AVAILABLE RECORDS:
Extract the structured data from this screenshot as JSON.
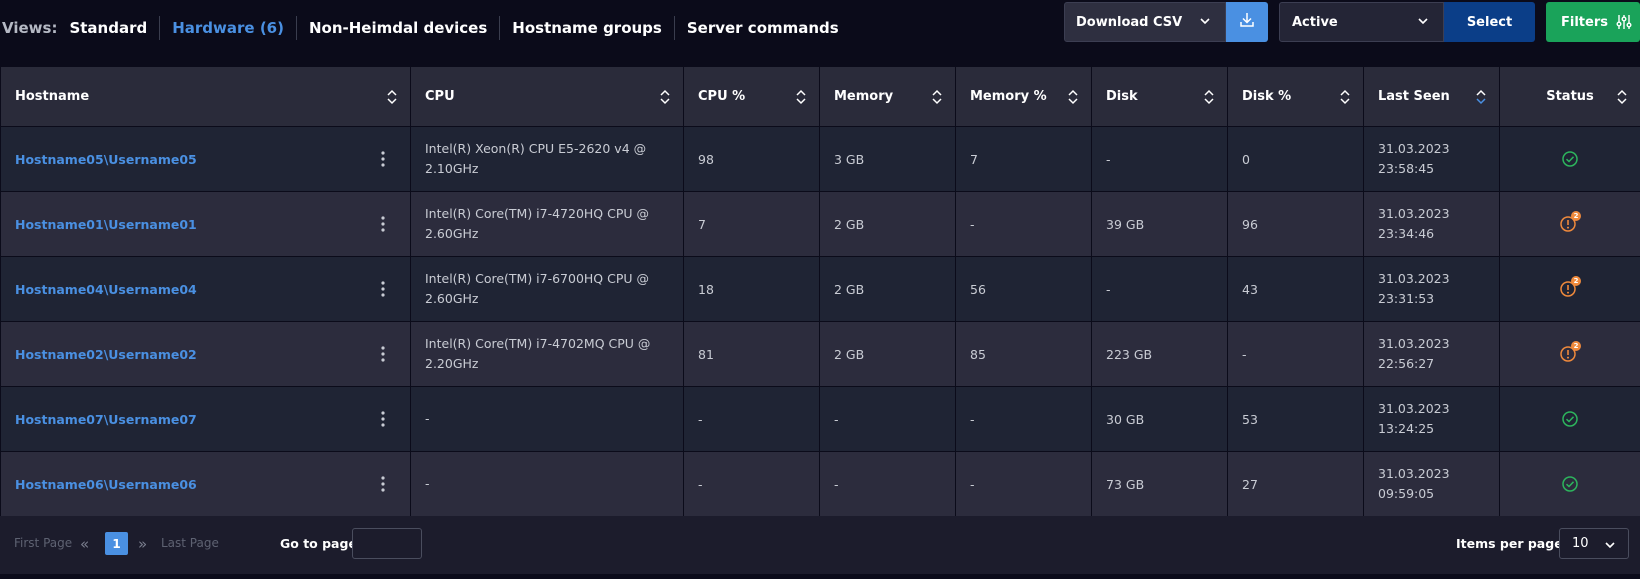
{
  "views": {
    "label": "Views:",
    "tabs": [
      {
        "label": "Standard",
        "active": false
      },
      {
        "label": "Hardware (6)",
        "active": true
      },
      {
        "label": "Non-Heimdal devices",
        "active": false
      },
      {
        "label": "Hostname groups",
        "active": false
      },
      {
        "label": "Server commands",
        "active": false
      }
    ]
  },
  "toolbar": {
    "download_label": "Download CSV",
    "state_value": "Active",
    "select_label": "Select",
    "filters_label": "Filters"
  },
  "table": {
    "columns": [
      "Hostname",
      "CPU",
      "CPU %",
      "Memory",
      "Memory %",
      "Disk",
      "Disk %",
      "Last Seen",
      "Status"
    ],
    "rows": [
      {
        "hostname": "Hostname05\\Username05",
        "cpu": "Intel(R) Xeon(R) CPU E5-2620 v4 @ 2.10GHz",
        "cpu_pct": "98",
        "memory": "3 GB",
        "memory_pct": "7",
        "disk": "-",
        "disk_pct": "0",
        "last_seen_date": "31.03.2023",
        "last_seen_time": "23:58:45",
        "status": "ok",
        "alerts": ""
      },
      {
        "hostname": "Hostname01\\Username01",
        "cpu": "Intel(R) Core(TM) i7-4720HQ CPU @ 2.60GHz",
        "cpu_pct": "7",
        "memory": "2 GB",
        "memory_pct": "-",
        "disk": "39 GB",
        "disk_pct": "96",
        "last_seen_date": "31.03.2023",
        "last_seen_time": "23:34:46",
        "status": "warning",
        "alerts": "2"
      },
      {
        "hostname": "Hostname04\\Username04",
        "cpu": "Intel(R) Core(TM) i7-6700HQ CPU @ 2.60GHz",
        "cpu_pct": "18",
        "memory": "2 GB",
        "memory_pct": "56",
        "disk": "-",
        "disk_pct": "43",
        "last_seen_date": "31.03.2023",
        "last_seen_time": "23:31:53",
        "status": "warning",
        "alerts": "2"
      },
      {
        "hostname": "Hostname02\\Username02",
        "cpu": "Intel(R) Core(TM) i7-4702MQ CPU @ 2.20GHz",
        "cpu_pct": "81",
        "memory": "2 GB",
        "memory_pct": "85",
        "disk": "223 GB",
        "disk_pct": "-",
        "last_seen_date": "31.03.2023",
        "last_seen_time": "22:56:27",
        "status": "warning",
        "alerts": "2"
      },
      {
        "hostname": "Hostname07\\Username07",
        "cpu": "-",
        "cpu_pct": "-",
        "memory": "-",
        "memory_pct": "-",
        "disk": "30 GB",
        "disk_pct": "53",
        "last_seen_date": "31.03.2023",
        "last_seen_time": "13:24:25",
        "status": "ok",
        "alerts": ""
      },
      {
        "hostname": "Hostname06\\Username06",
        "cpu": "-",
        "cpu_pct": "-",
        "memory": "-",
        "memory_pct": "-",
        "disk": "73 GB",
        "disk_pct": "27",
        "last_seen_date": "31.03.2023",
        "last_seen_time": "09:59:05",
        "status": "ok",
        "alerts": ""
      }
    ]
  },
  "pagination": {
    "first_label": "First Page",
    "current_page": "1",
    "last_label": "Last Page",
    "goto_label": "Go to page:",
    "goto_value": "",
    "items_label": "Items per page:",
    "items_value": "10"
  },
  "colors": {
    "accent": "#4a90e2",
    "ok": "#2db55d",
    "warning": "#f08a3c",
    "filters": "#1aa35a",
    "select": "#0b3e88"
  }
}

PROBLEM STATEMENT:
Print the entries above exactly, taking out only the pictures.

EXPECTED OUTPUT:
Extract the structured data from this screenshot as JSON.
{
  "views": {
    "label": "Views:",
    "tabs": [
      {
        "label": "Standard",
        "active": false
      },
      {
        "label": "Hardware (6)",
        "active": true
      },
      {
        "label": "Non-Heimdal devices",
        "active": false
      },
      {
        "label": "Hostname groups",
        "active": false
      },
      {
        "label": "Server commands",
        "active": false
      }
    ]
  },
  "toolbar": {
    "download_label": "Download CSV",
    "state_value": "Active",
    "select_label": "Select",
    "filters_label": "Filters"
  },
  "table": {
    "columns": [
      "Hostname",
      "CPU",
      "CPU %",
      "Memory",
      "Memory %",
      "Disk",
      "Disk %",
      "Last Seen",
      "Status"
    ],
    "rows": [
      {
        "hostname": "Hostname05\\Username05",
        "cpu": "Intel(R) Xeon(R) CPU E5-2620 v4 @ 2.10GHz",
        "cpu_pct": "98",
        "memory": "3 GB",
        "memory_pct": "7",
        "disk": "-",
        "disk_pct": "0",
        "last_seen_date": "31.03.2023",
        "last_seen_time": "23:58:45",
        "status": "ok",
        "alerts": ""
      },
      {
        "hostname": "Hostname01\\Username01",
        "cpu": "Intel(R) Core(TM) i7-4720HQ CPU @ 2.60GHz",
        "cpu_pct": "7",
        "memory": "2 GB",
        "memory_pct": "-",
        "disk": "39 GB",
        "disk_pct": "96",
        "last_seen_date": "31.03.2023",
        "last_seen_time": "23:34:46",
        "status": "warning",
        "alerts": "2"
      },
      {
        "hostname": "Hostname04\\Username04",
        "cpu": "Intel(R) Core(TM) i7-6700HQ CPU @ 2.60GHz",
        "cpu_pct": "18",
        "memory": "2 GB",
        "memory_pct": "56",
        "disk": "-",
        "disk_pct": "43",
        "last_seen_date": "31.03.2023",
        "last_seen_time": "23:31:53",
        "status": "warning",
        "alerts": "2"
      },
      {
        "hostname": "Hostname02\\Username02",
        "cpu": "Intel(R) Core(TM) i7-4702MQ CPU @ 2.20GHz",
        "cpu_pct": "81",
        "memory": "2 GB",
        "memory_pct": "85",
        "disk": "223 GB",
        "disk_pct": "-",
        "last_seen_date": "31.03.2023",
        "last_seen_time": "22:56:27",
        "status": "warning",
        "alerts": "2"
      },
      {
        "hostname": "Hostname07\\Username07",
        "cpu": "-",
        "cpu_pct": "-",
        "memory": "-",
        "memory_pct": "-",
        "disk": "30 GB",
        "disk_pct": "53",
        "last_seen_date": "31.03.2023",
        "last_seen_time": "13:24:25",
        "status": "ok",
        "alerts": ""
      },
      {
        "hostname": "Hostname06\\Username06",
        "cpu": "-",
        "cpu_pct": "-",
        "memory": "-",
        "memory_pct": "-",
        "disk": "73 GB",
        "disk_pct": "27",
        "last_seen_date": "31.03.2023",
        "last_seen_time": "09:59:05",
        "status": "ok",
        "alerts": ""
      }
    ]
  },
  "pagination": {
    "first_label": "First Page",
    "current_page": "1",
    "last_label": "Last Page",
    "goto_label": "Go to page:",
    "goto_value": "",
    "items_label": "Items per page:",
    "items_value": "10"
  },
  "colors": {
    "accent": "#4a90e2",
    "ok": "#2db55d",
    "warning": "#f08a3c",
    "filters": "#1aa35a",
    "select": "#0b3e88"
  }
}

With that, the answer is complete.